(Also: none of the job openings listed on its “Careers” page were for work-at-home positions, either.)
The scammer went on to promise Beverly a wage of $40 per hour, mentioned various types of software she would need to do the job, and then:
“The company's accountant will mail out check to you so you can purchase your office equipment and your upfront pay for training programme ….
Then after that you are to cash it out and you are to purchase these software's from the company retailer/ shipping agent who we have been buying from for years now.... and means of payment accepted Direct deposit in the company retailer account ,providing you with the vendor's payment information which you will be using in purchasing the software's.
So that's what the scammer's goal is: he's trying to hook Beverly into an elaborate version of a check scam!
The usual check scam works like this: the scammer sends you a fake check for some amount of money, but of course you don't initially realize it's fake.
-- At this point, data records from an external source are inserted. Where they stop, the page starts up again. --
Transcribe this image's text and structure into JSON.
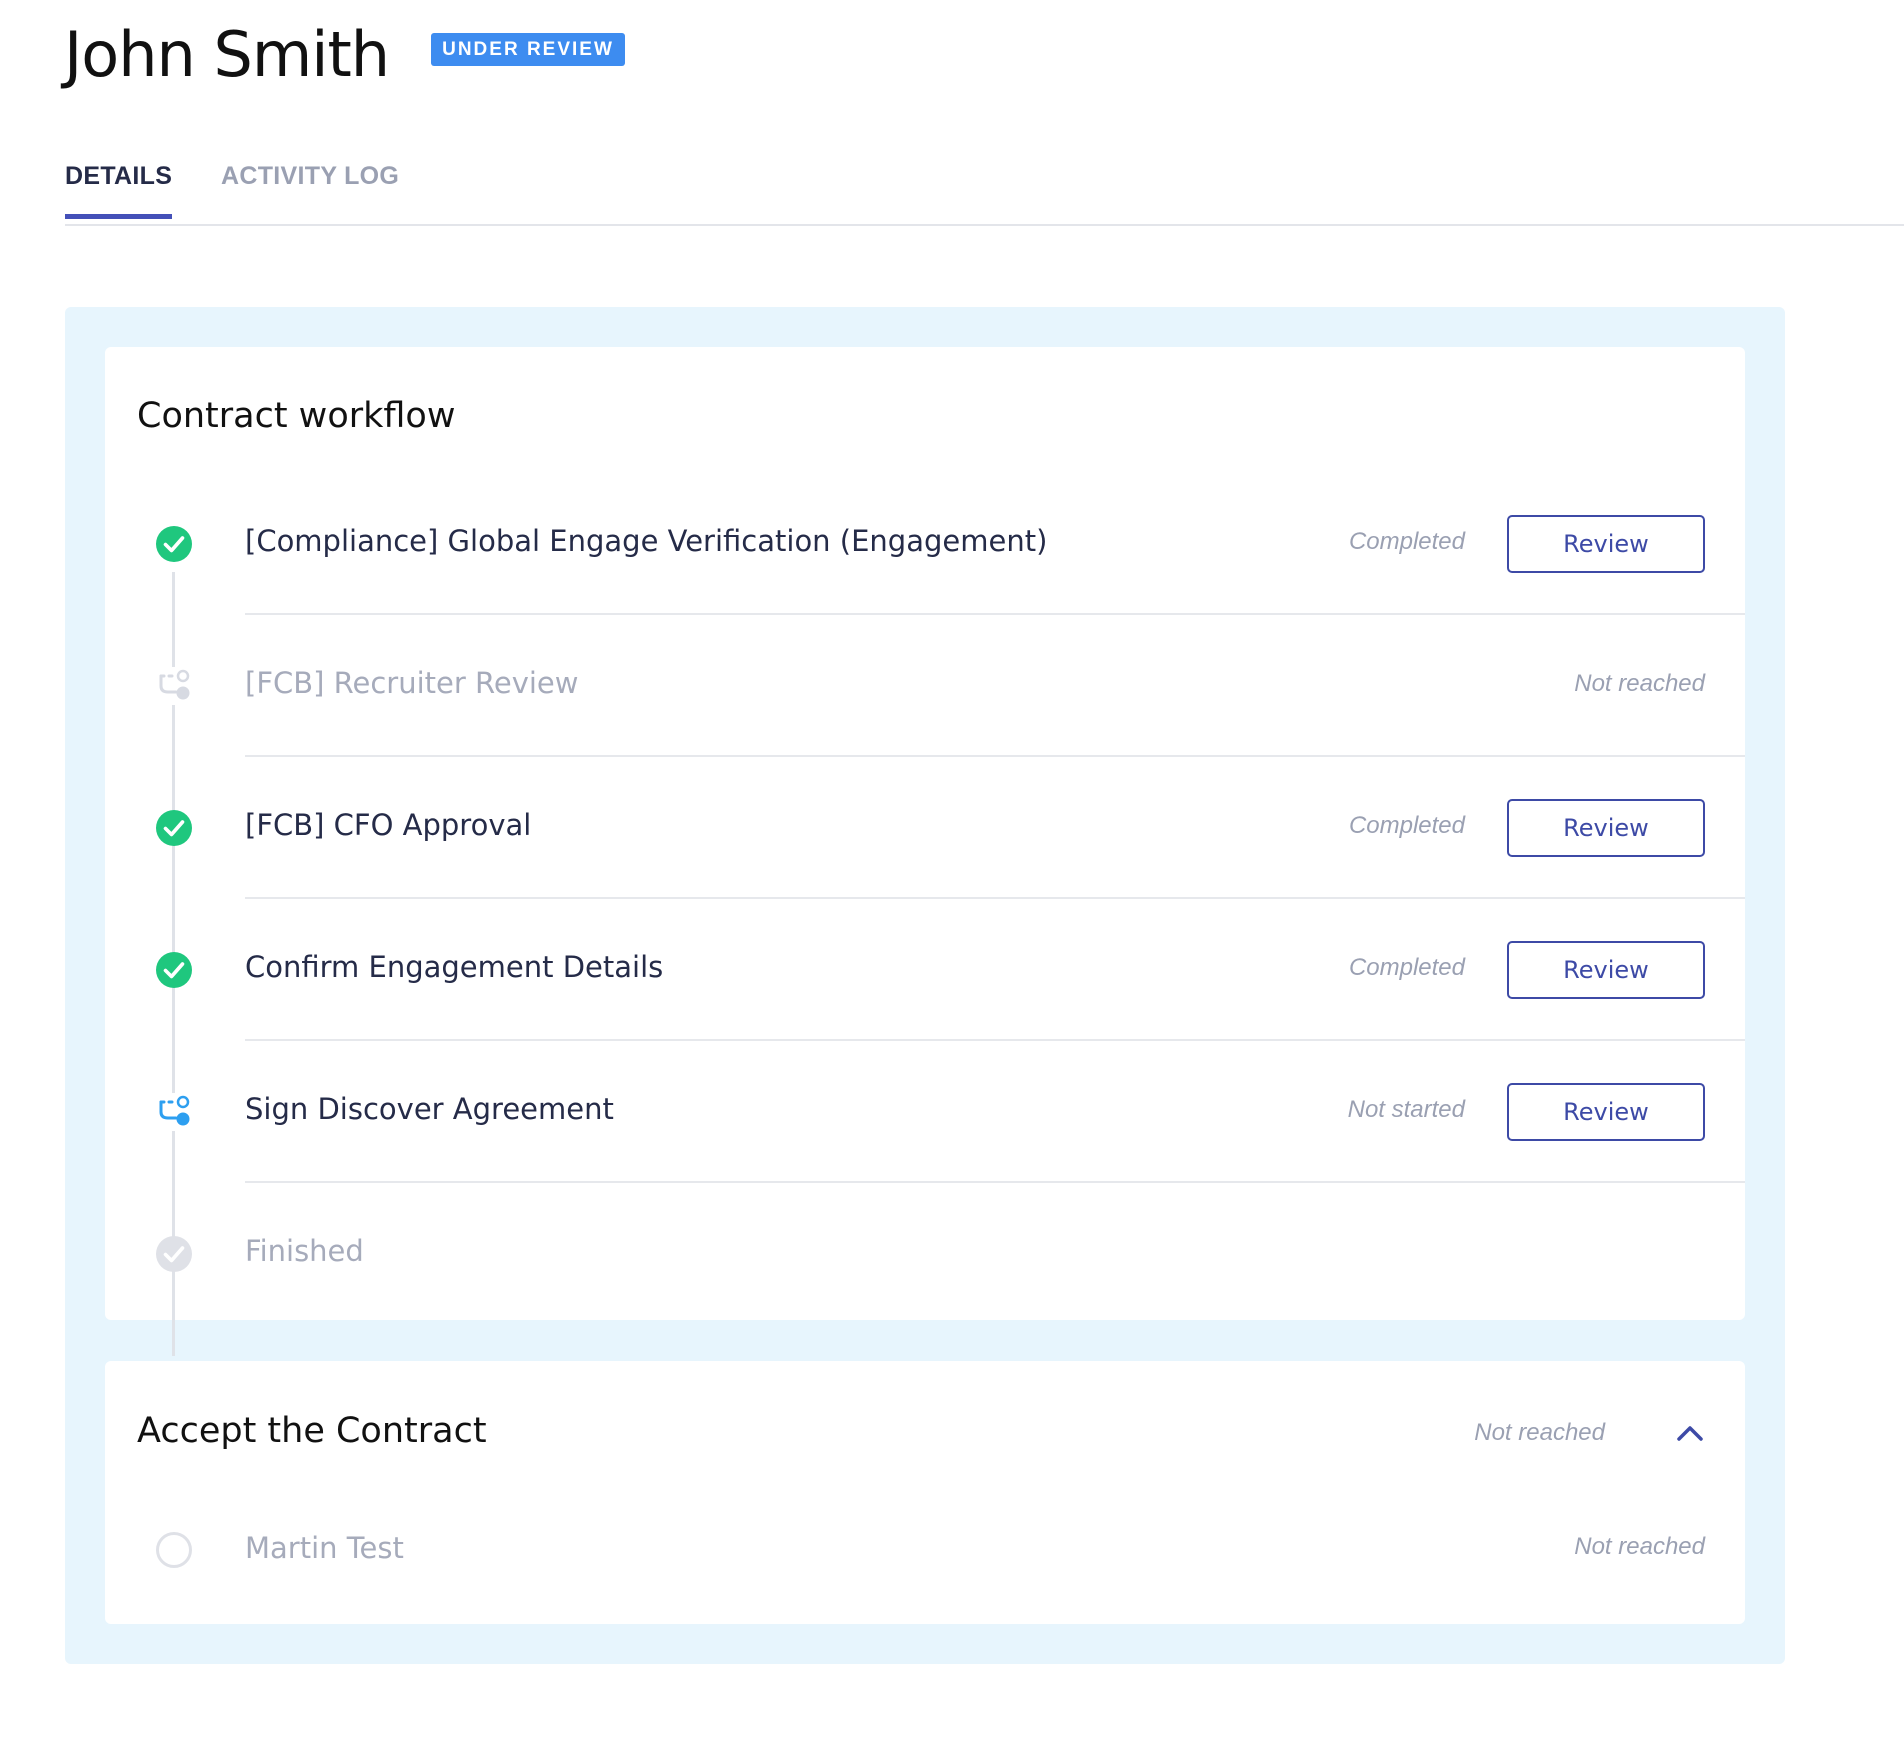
{
  "header": {
    "name": "John Smith",
    "badge": "UNDER REVIEW"
  },
  "tabs": [
    {
      "label": "DETAILS",
      "active": true
    },
    {
      "label": "ACTIVITY LOG",
      "active": false
    }
  ],
  "workflow": {
    "title": "Contract workflow",
    "steps": [
      {
        "label": "[Compliance] Global Engage Verification (Engagement)",
        "status": "Completed",
        "button": "Review",
        "icon": "check-circle-icon"
      },
      {
        "label": "[FCB] Recruiter Review",
        "status": "Not reached",
        "icon": "branch-icon"
      },
      {
        "label": "[FCB] CFO Approval",
        "status": "Completed",
        "button": "Review",
        "icon": "check-circle-icon"
      },
      {
        "label": "Confirm Engagement Details",
        "status": "Completed",
        "button": "Review",
        "icon": "check-circle-icon"
      },
      {
        "label": "Sign Discover Agreement",
        "status": "Not started",
        "button": "Review",
        "icon": "branch-icon"
      },
      {
        "label": "Finished",
        "icon": "check-circle-icon"
      }
    ]
  },
  "contract": {
    "title": "Accept the Contract",
    "status": "Not reached",
    "items": [
      {
        "label": "Martin Test",
        "status": "Not reached",
        "icon": "empty-circle-icon"
      }
    ]
  },
  "colors": {
    "badge": "#3d8cf0",
    "accent": "#3d4aa6",
    "success": "#1fc77e",
    "active_step": "#2d9ff0",
    "muted": "#d7dae2",
    "panel_bg": "#e7f5fd"
  }
}
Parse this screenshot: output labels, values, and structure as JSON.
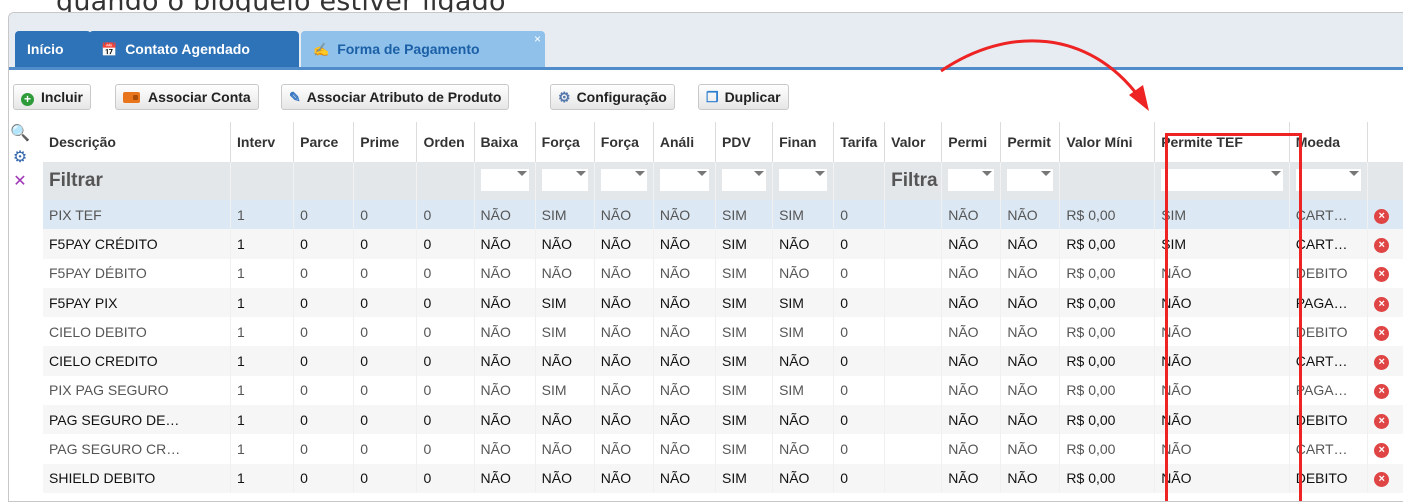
{
  "caption": "quando o bloqueio estiver ligado",
  "tabs": [
    {
      "label": "Início"
    },
    {
      "label": "Contato Agendado",
      "icon": "calendar-icon"
    },
    {
      "label": "Forma de Pagamento",
      "icon": "payment-icon",
      "close": "×"
    }
  ],
  "toolbar": {
    "incluir": "Incluir",
    "associar_conta": "Associar Conta",
    "associar_atributo": "Associar Atributo de Produto",
    "configuracao": "Configuração",
    "duplicar": "Duplicar"
  },
  "grid": {
    "columns": [
      "Descrição",
      "Interv",
      "Parce",
      "Prime",
      "Orden",
      "Baixa",
      "Força",
      "Força",
      "Análi",
      "PDV",
      "Finan",
      "Tarifa",
      "Valor",
      "Permi",
      "Permit",
      "Valor Míni",
      "Permite TEF",
      "Moeda"
    ],
    "filter_placeholder": "Filtrar",
    "filter_placeholder_short": "Filtra",
    "rows": [
      [
        "PIX TEF",
        "1",
        "0",
        "0",
        "0",
        "NÃO",
        "SIM",
        "NÃO",
        "NÃO",
        "SIM",
        "SIM",
        "0",
        "",
        "NÃO",
        "NÃO",
        "R$ 0,00",
        "SIM",
        "CART…"
      ],
      [
        "F5PAY CRÉDITO",
        "1",
        "0",
        "0",
        "0",
        "NÃO",
        "NÃO",
        "NÃO",
        "NÃO",
        "SIM",
        "NÃO",
        "0",
        "",
        "NÃO",
        "NÃO",
        "R$ 0,00",
        "SIM",
        "CART…"
      ],
      [
        "F5PAY DÉBITO",
        "1",
        "0",
        "0",
        "0",
        "NÃO",
        "NÃO",
        "NÃO",
        "NÃO",
        "SIM",
        "NÃO",
        "0",
        "",
        "NÃO",
        "NÃO",
        "R$ 0,00",
        "NÃO",
        "DEBITO"
      ],
      [
        "F5PAY PIX",
        "1",
        "0",
        "0",
        "0",
        "NÃO",
        "SIM",
        "NÃO",
        "NÃO",
        "SIM",
        "SIM",
        "0",
        "",
        "NÃO",
        "NÃO",
        "R$ 0,00",
        "NÃO",
        "PAGA…"
      ],
      [
        "CIELO DEBITO",
        "1",
        "0",
        "0",
        "0",
        "NÃO",
        "SIM",
        "NÃO",
        "NÃO",
        "SIM",
        "SIM",
        "0",
        "",
        "NÃO",
        "NÃO",
        "R$ 0,00",
        "NÃO",
        "DEBITO"
      ],
      [
        "CIELO CREDITO",
        "1",
        "0",
        "0",
        "0",
        "NÃO",
        "NÃO",
        "NÃO",
        "NÃO",
        "SIM",
        "NÃO",
        "0",
        "",
        "NÃO",
        "NÃO",
        "R$ 0,00",
        "NÃO",
        "CART…"
      ],
      [
        "PIX PAG SEGURO",
        "1",
        "0",
        "0",
        "0",
        "NÃO",
        "SIM",
        "NÃO",
        "NÃO",
        "SIM",
        "SIM",
        "0",
        "",
        "NÃO",
        "NÃO",
        "R$ 0,00",
        "NÃO",
        "PAGA…"
      ],
      [
        "PAG SEGURO DE…",
        "1",
        "0",
        "0",
        "0",
        "NÃO",
        "NÃO",
        "NÃO",
        "NÃO",
        "SIM",
        "NÃO",
        "0",
        "",
        "NÃO",
        "NÃO",
        "R$ 0,00",
        "NÃO",
        "DEBITO"
      ],
      [
        "PAG SEGURO CR…",
        "1",
        "0",
        "0",
        "0",
        "NÃO",
        "NÃO",
        "NÃO",
        "NÃO",
        "SIM",
        "NÃO",
        "0",
        "",
        "NÃO",
        "NÃO",
        "R$ 0,00",
        "NÃO",
        "CART…"
      ],
      [
        "SHIELD DEBITO",
        "1",
        "0",
        "0",
        "0",
        "NÃO",
        "NÃO",
        "NÃO",
        "NÃO",
        "SIM",
        "NÃO",
        "0",
        "",
        "NÃO",
        "NÃO",
        "R$ 0,00",
        "NÃO",
        "DEBITO"
      ]
    ],
    "dim_rows": [
      0,
      2,
      4,
      6,
      8
    ],
    "selected_row": 0,
    "dropdown_filter_columns": [
      5,
      6,
      7,
      8,
      9,
      10,
      13,
      14,
      16,
      17
    ],
    "text_filter_columns": [
      0,
      12
    ],
    "delete_icon": "delete-icon"
  },
  "annotation": {
    "highlighted_column": "Permite TEF",
    "color": "#ee2323"
  }
}
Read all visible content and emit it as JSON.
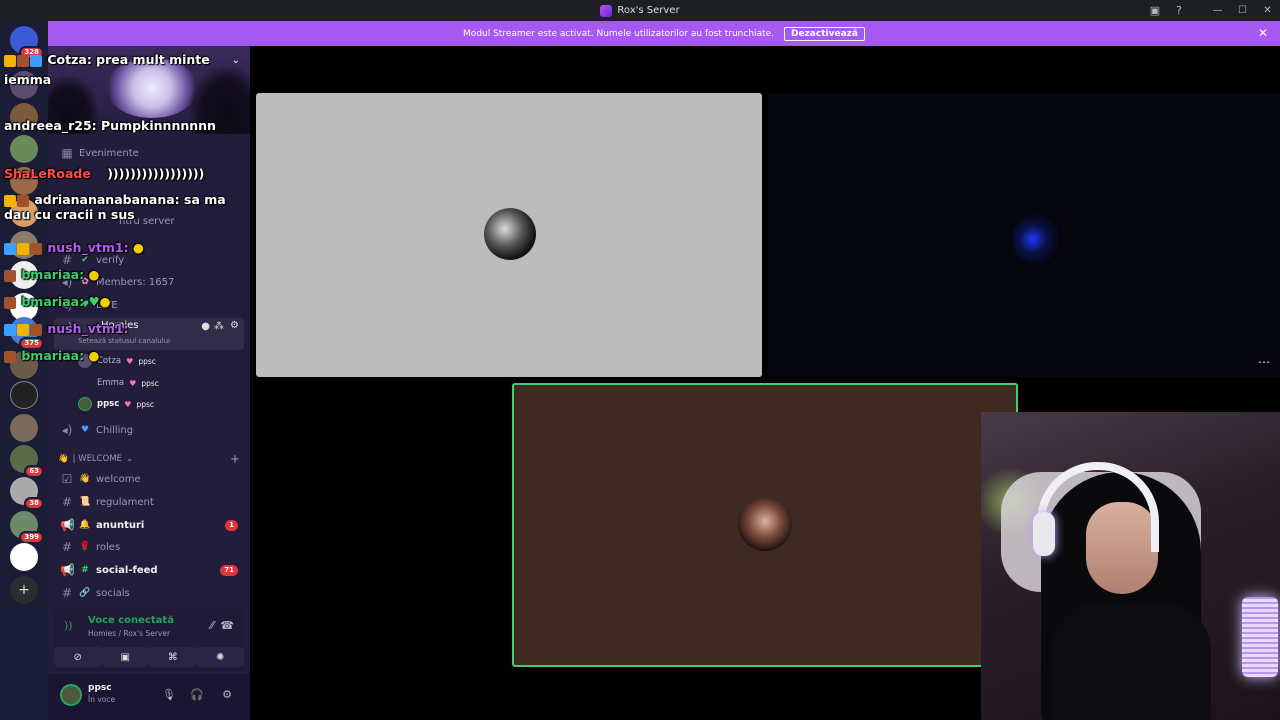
{
  "titlebar": {
    "title": "Rox's Server"
  },
  "banner": {
    "text": "Modul Streamer este activat. Numele utilizatorilor au fost trunchiate.",
    "button": "Dezactivează"
  },
  "servers": [
    {
      "badge": "328",
      "color": "#3b5bd9"
    },
    {
      "badge": "",
      "color": "#5a4e6e"
    },
    {
      "badge": "",
      "color": "#7a5a3a"
    },
    {
      "badge": "",
      "color": "#6a8a5a"
    },
    {
      "badge": "",
      "color": "#9a6a4a"
    },
    {
      "badge": "",
      "color": "#4a6a8a"
    },
    {
      "badge": "",
      "color": "#d9a066"
    },
    {
      "badge": "",
      "color": "#8a7a6a"
    },
    {
      "badge": "",
      "color": "#5a7a5a"
    },
    {
      "badge": "375",
      "color": "#4a7ad9"
    },
    {
      "badge": "",
      "color": "#6a5a4a"
    },
    {
      "badge": "",
      "color": "#222222"
    },
    {
      "badge": "",
      "color": "#7a6a5a"
    },
    {
      "badge": "63",
      "color": "#5a6a4a"
    },
    {
      "badge": "38",
      "color": "#aaaaaa"
    },
    {
      "badge": "399",
      "color": "#6a8a6a"
    },
    {
      "badge": "",
      "color": "#ffffff"
    }
  ],
  "server_name": "Cotza",
  "channels": {
    "events": "Evenimente",
    "server_label": "ntru server",
    "verify": "verify",
    "members": "Members: 1657",
    "live": "LIVE",
    "homies": "Homies",
    "status_hint": "Setează statusul canalului",
    "voice_users": [
      {
        "name": "Cotza",
        "tag": "ppsc"
      },
      {
        "name": "Emma",
        "tag": "ppsc"
      },
      {
        "name": "ppsc",
        "tag": "ppsc"
      }
    ],
    "chilling": "Chilling",
    "category": "| WELCOME",
    "welcome": "welcome",
    "regulament": "regulament",
    "anunturi": "anunturi",
    "anunturi_badge": "1",
    "roles": "roles",
    "social_feed": "social-feed",
    "social_feed_badge": "71",
    "socials": "socials"
  },
  "voice_panel": {
    "title": "Voce conectată",
    "sub": "Homies / Rox's Server"
  },
  "user": {
    "name": "ppsc",
    "status": "În voce"
  },
  "chat_overlay": [
    {
      "user": "Cotza",
      "text": "prea mult minte",
      "color": "white"
    },
    {
      "user": "",
      "text": "iemma",
      "color": "white"
    },
    {
      "user": "andreea_r25:",
      "text": "Pumpkinnnnnnn",
      "color": "white"
    },
    {
      "user": "ShaLeRoade",
      "text": ")))))))))))))))))",
      "color": "red"
    },
    {
      "user": "adrianananabanana:",
      "text": "sa ma dau cu cracii n sus",
      "color": "white"
    },
    {
      "user": "nush_vtm1:",
      "text": "",
      "color": "purple"
    },
    {
      "user": "bmariaa:",
      "text": "",
      "color": "green"
    },
    {
      "user": "bmariaa:",
      "text": "",
      "color": "green"
    },
    {
      "user": "nush_vtm1:",
      "text": "",
      "color": "purple"
    },
    {
      "user": "bmariaa:",
      "text": "",
      "color": "green"
    }
  ]
}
He tells you to deposit the check into your account, then withdraw a small fraction of it and give it to him. A day or so later, your bank informs you that the check was a fake, with no money to back it up – and the money you withdrew from your account to give to the scammer is gone.
Luckily, by this point Beverly stopped responding to the scammer and wrote us instead.
Even if you don't remember all the warning signs of a scam email, always remember this: in a real job money only ever flows in one direction — from boss to worker, from employer to employee.
No legitimate employer will expect workers to withdraw money from their own accounts and send it to their bosses, nor expect workers to use their own personal, private accounts to perform official company financial transactions. Beverly did not let herself fall for such a scam — make sure you don't, either.